[TASK INPUT]
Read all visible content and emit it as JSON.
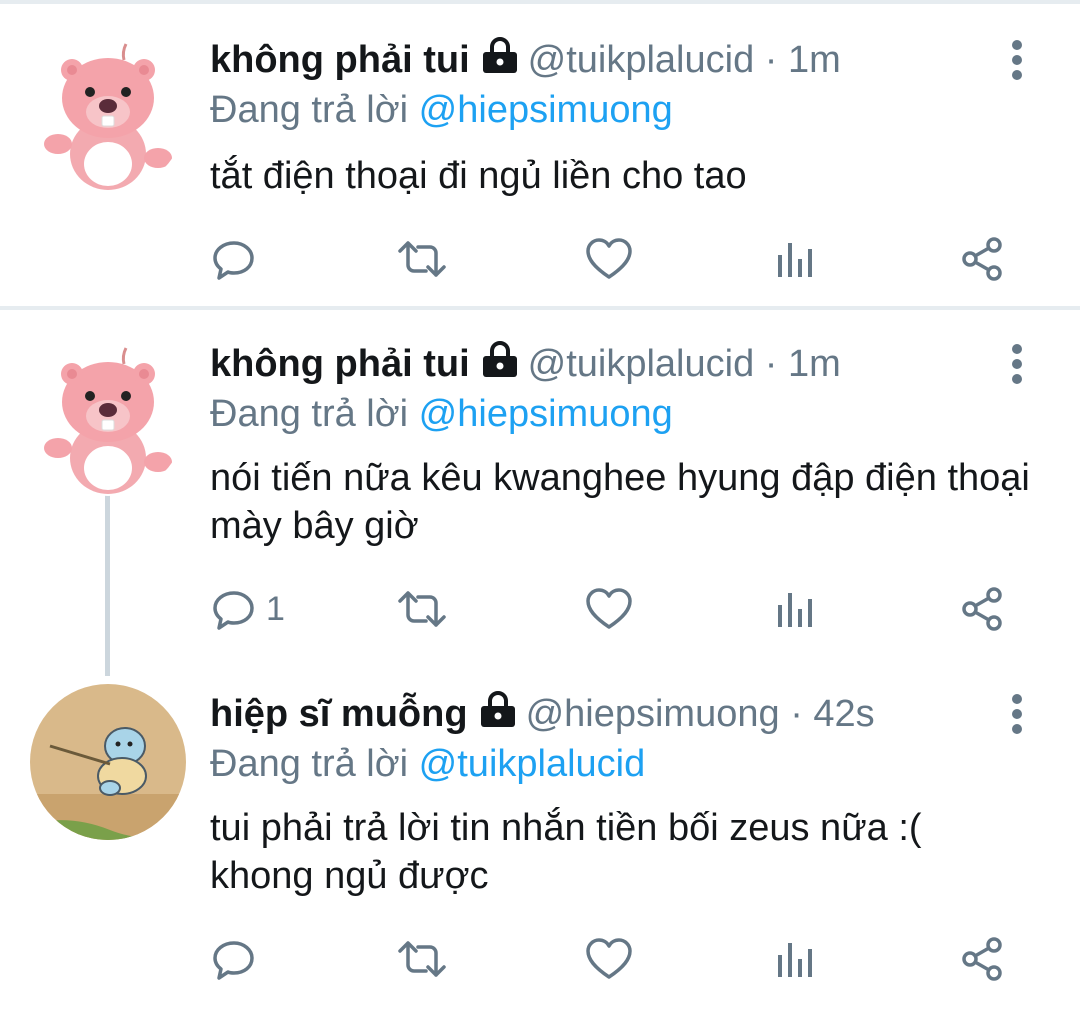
{
  "colors": {
    "text": "#14171a",
    "secondary": "#657786",
    "link": "#1da1f2",
    "divider": "#e6ecf0"
  },
  "tweets": [
    {
      "name": "không phải tui",
      "handle": "@tuikplalucid",
      "time": "· 1m",
      "reply_prefix": "Đang trả lời",
      "reply_to": "@hiepsimuong",
      "text": "tắt điện thoại đi ngủ liền cho tao",
      "reply_count": "",
      "avatar_icon": "pink-beaver-avatar",
      "locked": true
    },
    {
      "name": "không phải tui",
      "handle": "@tuikplalucid",
      "time": "· 1m",
      "reply_prefix": "Đang trả lời",
      "reply_to": "@hiepsimuong",
      "text": "nói tiến nữa kêu kwanghee hyung đập điện thoại mày bây giờ",
      "reply_count": "1",
      "avatar_icon": "pink-beaver-avatar",
      "locked": true
    },
    {
      "name": "hiệp sĩ muỗng",
      "handle": "@hiepsimuong",
      "time": "· 42s",
      "reply_prefix": "Đang trả lời",
      "reply_to": "@tuikplalucid",
      "text": "tui phải trả lời tin nhắn tiền bối zeus nữa :( khong ngủ được",
      "reply_count": "",
      "avatar_icon": "turtle-drawing-avatar",
      "locked": true
    }
  ],
  "action_icons": [
    "reply-icon",
    "retweet-icon",
    "like-icon",
    "analytics-icon",
    "share-icon"
  ]
}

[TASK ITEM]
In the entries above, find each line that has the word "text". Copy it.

[EXERCISE ANSWER]
    "text": "#14171a",
      "text": "tắt điện thoại đi ngủ liền cho tao",
      "text": "nói tiến nữa kêu kwanghee hyung đập điện thoại mày bây giờ",
      "text": "tui phải trả lời tin nhắn tiền bối zeus nữa :( khong ngủ được",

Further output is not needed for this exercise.